*Work task*. Below are the records; reproduce all of them exactly but without any images.

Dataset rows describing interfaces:
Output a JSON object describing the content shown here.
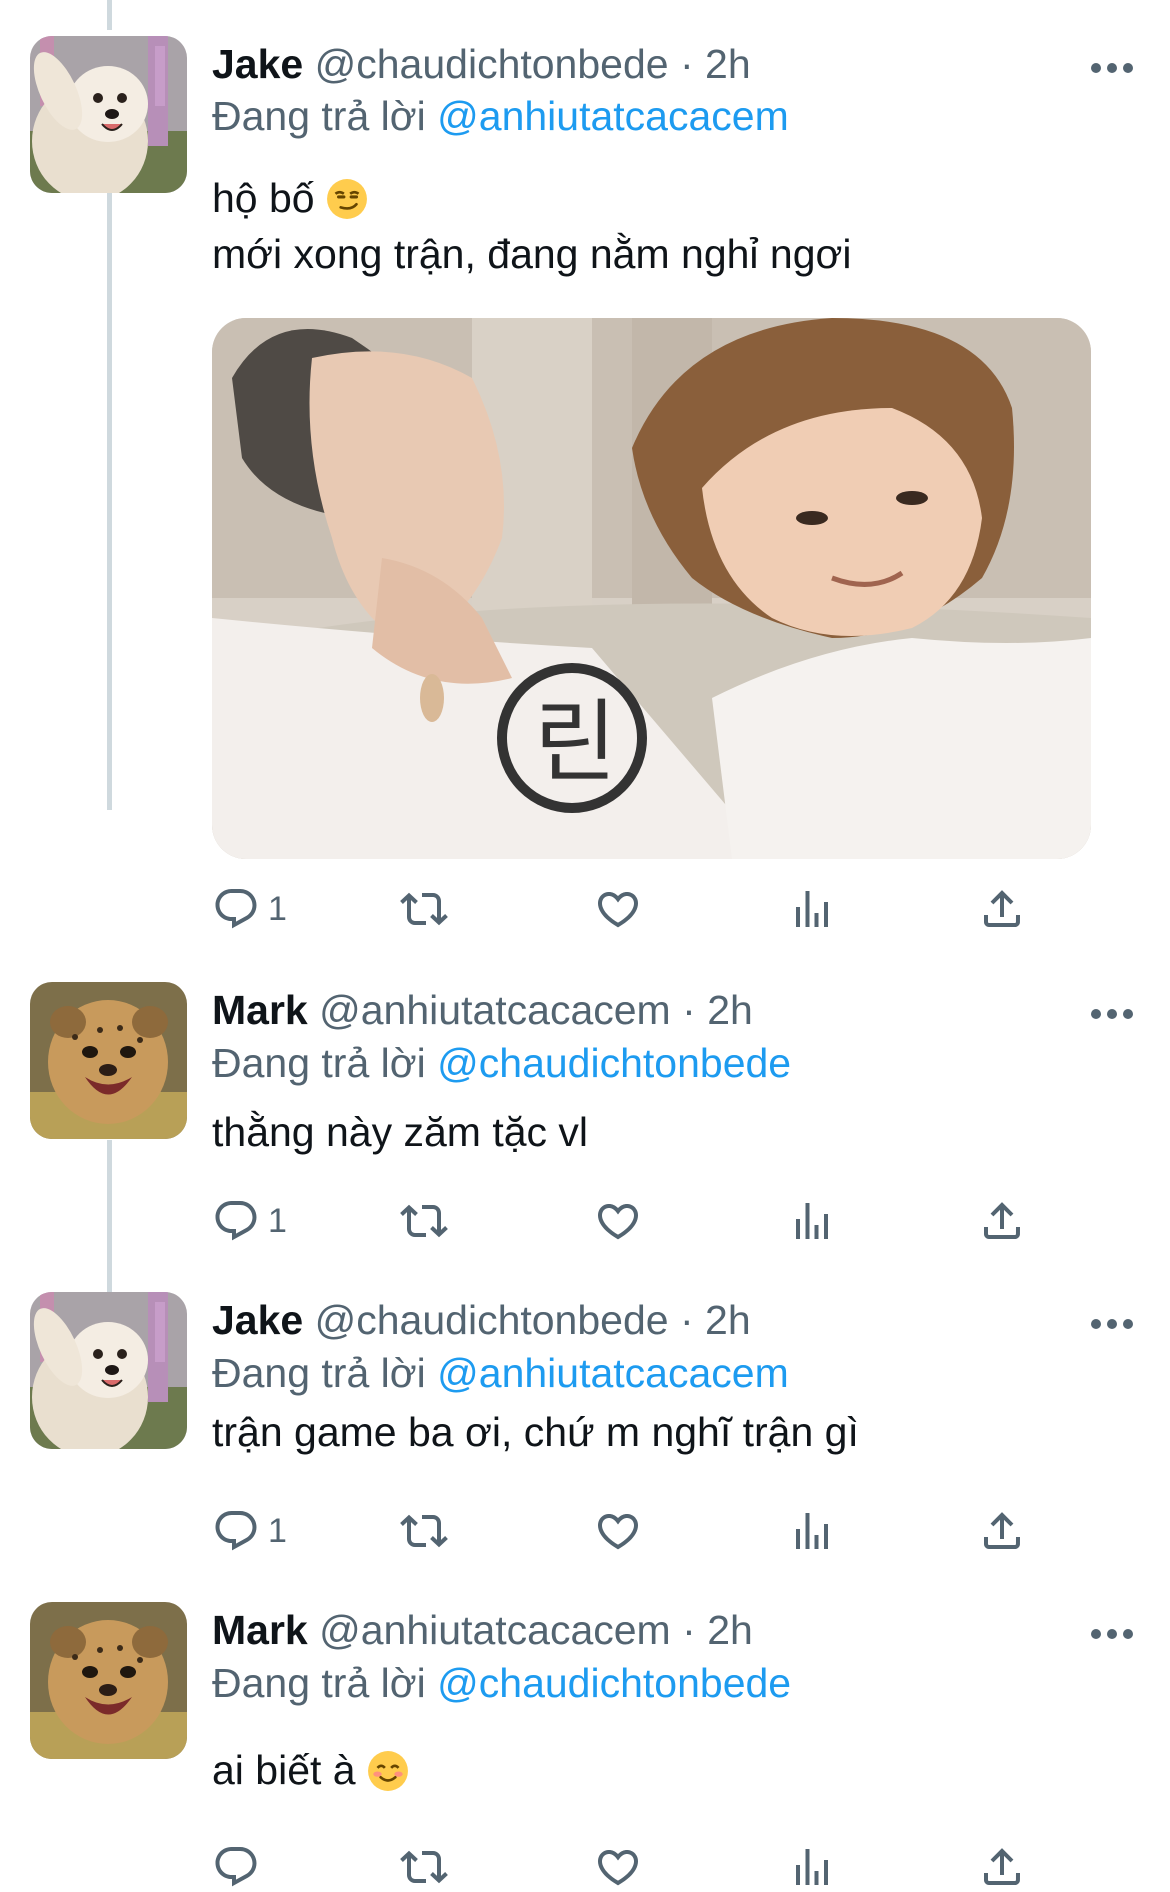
{
  "tweets": [
    {
      "display_name": "Jake",
      "handle": "@chaudichtonbede",
      "separator": "·",
      "time": "2h",
      "reply_prefix": "Đang trả lời",
      "reply_to": "@anhiutatcacacem",
      "text_lines": [
        "hộ bố",
        "mới xong trận, đang nằm nghỉ ngơi"
      ],
      "emoji": "smirking-face",
      "avatar": "samoyed-dog-avatar",
      "has_media": true,
      "reply_count": "1"
    },
    {
      "display_name": "Mark",
      "handle": "@anhiutatcacacem",
      "separator": "·",
      "time": "2h",
      "reply_prefix": "Đang trả lời",
      "reply_to": "@chaudichtonbede",
      "text_lines": [
        "thằng này zăm tặc vl"
      ],
      "avatar": "cheetah-cub-avatar",
      "reply_count": "1"
    },
    {
      "display_name": "Jake",
      "handle": "@chaudichtonbede",
      "separator": "·",
      "time": "2h",
      "reply_prefix": "Đang trả lời",
      "reply_to": "@anhiutatcacacem",
      "text_lines": [
        "trận game ba ơi, chứ m nghĩ trận gì"
      ],
      "avatar": "samoyed-dog-avatar",
      "reply_count": "1"
    },
    {
      "display_name": "Mark",
      "handle": "@anhiutatcacacem",
      "separator": "·",
      "time": "2h",
      "reply_prefix": "Đang trả lời",
      "reply_to": "@chaudichtonbede",
      "text_lines": [
        "ai biết à"
      ],
      "emoji": "smiling-face",
      "avatar": "cheetah-cub-avatar",
      "reply_count": ""
    }
  ],
  "media_image": {
    "description_icon": "photo-two-people-resting",
    "shirt_print": "린"
  },
  "colors": {
    "accent": "#1d9bf0",
    "secondary_text": "#536471",
    "primary_text": "#0f1419",
    "thread_line": "#cfd9de"
  },
  "icons": {
    "reply": "reply-icon",
    "retweet": "retweet-icon",
    "like": "like-icon",
    "views": "views-icon",
    "share": "share-icon",
    "more": "more-options-icon"
  }
}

*Output for this exercise*.
Output a JSON object describing the content shown here.
{
  "tweets": [
    {
      "display_name": "Jake",
      "handle": "@chaudichtonbede",
      "separator": "·",
      "time": "2h",
      "reply_prefix": "Đang trả lời",
      "reply_to": "@anhiutatcacacem",
      "text_lines": [
        "hộ bố",
        "mới xong trận, đang nằm nghỉ ngơi"
      ],
      "emoji": "smirking-face",
      "avatar": "samoyed-dog-avatar",
      "has_media": true,
      "reply_count": "1"
    },
    {
      "display_name": "Mark",
      "handle": "@anhiutatcacacem",
      "separator": "·",
      "time": "2h",
      "reply_prefix": "Đang trả lời",
      "reply_to": "@chaudichtonbede",
      "text_lines": [
        "thằng này zăm tặc vl"
      ],
      "avatar": "cheetah-cub-avatar",
      "reply_count": "1"
    },
    {
      "display_name": "Jake",
      "handle": "@chaudichtonbede",
      "separator": "·",
      "time": "2h",
      "reply_prefix": "Đang trả lời",
      "reply_to": "@anhiutatcacacem",
      "text_lines": [
        "trận game ba ơi, chứ m nghĩ trận gì"
      ],
      "avatar": "samoyed-dog-avatar",
      "reply_count": "1"
    },
    {
      "display_name": "Mark",
      "handle": "@anhiutatcacacem",
      "separator": "·",
      "time": "2h",
      "reply_prefix": "Đang trả lời",
      "reply_to": "@chaudichtonbede",
      "text_lines": [
        "ai biết à"
      ],
      "emoji": "smiling-face",
      "avatar": "cheetah-cub-avatar",
      "reply_count": ""
    }
  ],
  "media_image": {
    "description_icon": "photo-two-people-resting",
    "shirt_print": "린"
  },
  "colors": {
    "accent": "#1d9bf0",
    "secondary_text": "#536471",
    "primary_text": "#0f1419",
    "thread_line": "#cfd9de"
  },
  "icons": {
    "reply": "reply-icon",
    "retweet": "retweet-icon",
    "like": "like-icon",
    "views": "views-icon",
    "share": "share-icon",
    "more": "more-options-icon"
  }
}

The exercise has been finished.